App and web page records:
+ + + +
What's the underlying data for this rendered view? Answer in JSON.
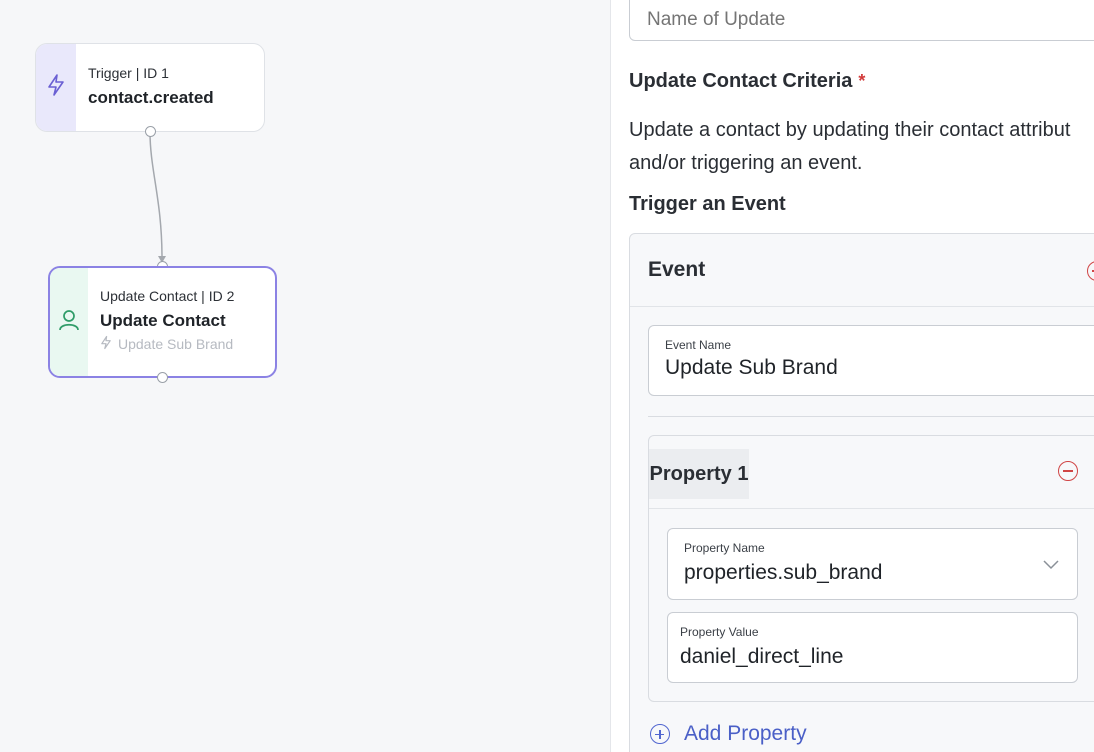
{
  "canvas": {
    "trigger_node": {
      "kicker": "Trigger | ID 1",
      "name": "contact.created",
      "icon": "lightning-icon"
    },
    "update_node": {
      "kicker": "Update Contact | ID 2",
      "name": "Update Contact",
      "subtitle": "Update Sub Brand",
      "icon": "person-icon"
    }
  },
  "panel": {
    "name_input": {
      "placeholder": "Name of Update",
      "value": ""
    },
    "criteria": {
      "title": "Update Contact Criteria",
      "required_mark": "*",
      "description_line1": "Update a contact by updating their contact attribut",
      "description_line2": "and/or triggering an event."
    },
    "trigger_section": {
      "title": "Trigger an Event",
      "event": {
        "label": "Event",
        "event_name_label": "Event Name",
        "event_name_value": "Update Sub Brand",
        "property": {
          "label": "Property 1",
          "name_label": "Property Name",
          "name_value": "properties.sub_brand",
          "value_label": "Property Value",
          "value_value": "daniel_direct_line"
        },
        "add_property_label": "Add Property"
      }
    }
  },
  "colors": {
    "accent": "#8b82e4",
    "link": "#4a5fc7",
    "danger": "#d04545",
    "trigger_strip": "#e9e8fb",
    "contact_strip": "#e9f8f1",
    "contact_icon": "#2f9c68"
  }
}
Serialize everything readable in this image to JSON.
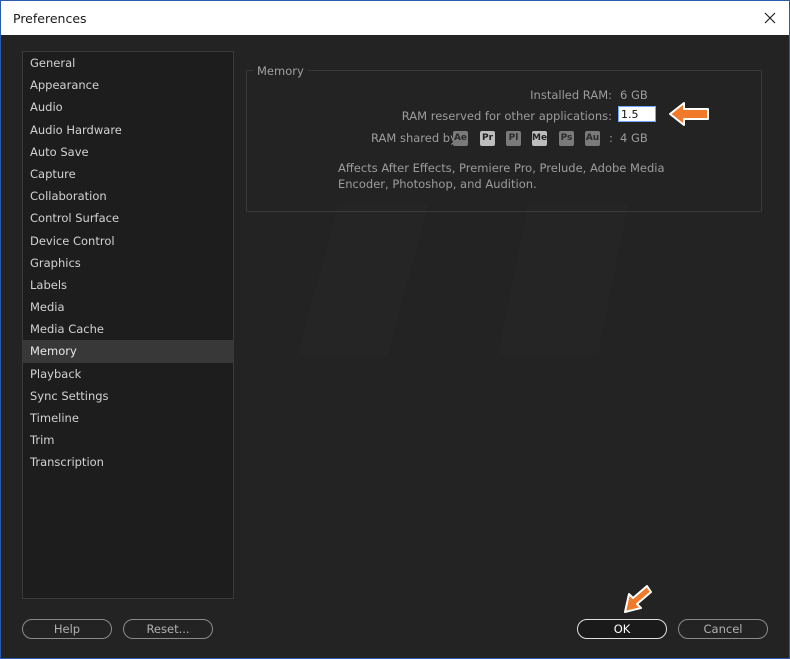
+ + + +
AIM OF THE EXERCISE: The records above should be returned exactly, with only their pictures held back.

ANSWER BOX:
What's the underlying data for this rendered view? Answer in JSON.
{
  "canvas": {
    "trigger_node": {
      "kicker": "Trigger | ID 1",
      "name": "contact.created",
      "icon": "lightning-icon"
    },
    "update_node": {
      "kicker": "Update Contact | ID 2",
      "name": "Update Contact",
      "subtitle": "Update Sub Brand",
      "icon": "person-icon"
    }
  },
  "panel": {
    "name_input": {
      "placeholder": "Name of Update",
      "value": ""
    },
    "criteria": {
      "title": "Update Contact Criteria",
      "required_mark": "*",
      "description_line1": "Update a contact by updating their contact attribut",
      "description_line2": "and/or triggering an event."
    },
    "trigger_section": {
      "title": "Trigger an Event",
      "event": {
        "label": "Event",
        "event_name_label": "Event Name",
        "event_name_value": "Update Sub Brand",
        "property": {
          "label": "Property 1",
          "name_label": "Property Name",
          "name_value": "properties.sub_brand",
          "value_label": "Property Value",
          "value_value": "daniel_direct_line"
        },
        "add_property_label": "Add Property"
      }
    }
  },
  "colors": {
    "accent": "#8b82e4",
    "link": "#4a5fc7",
    "danger": "#d04545",
    "trigger_strip": "#e9e8fb",
    "contact_strip": "#e9f8f1",
    "contact_icon": "#2f9c68"
  }
}
Serialize everything readable in this image to JSON.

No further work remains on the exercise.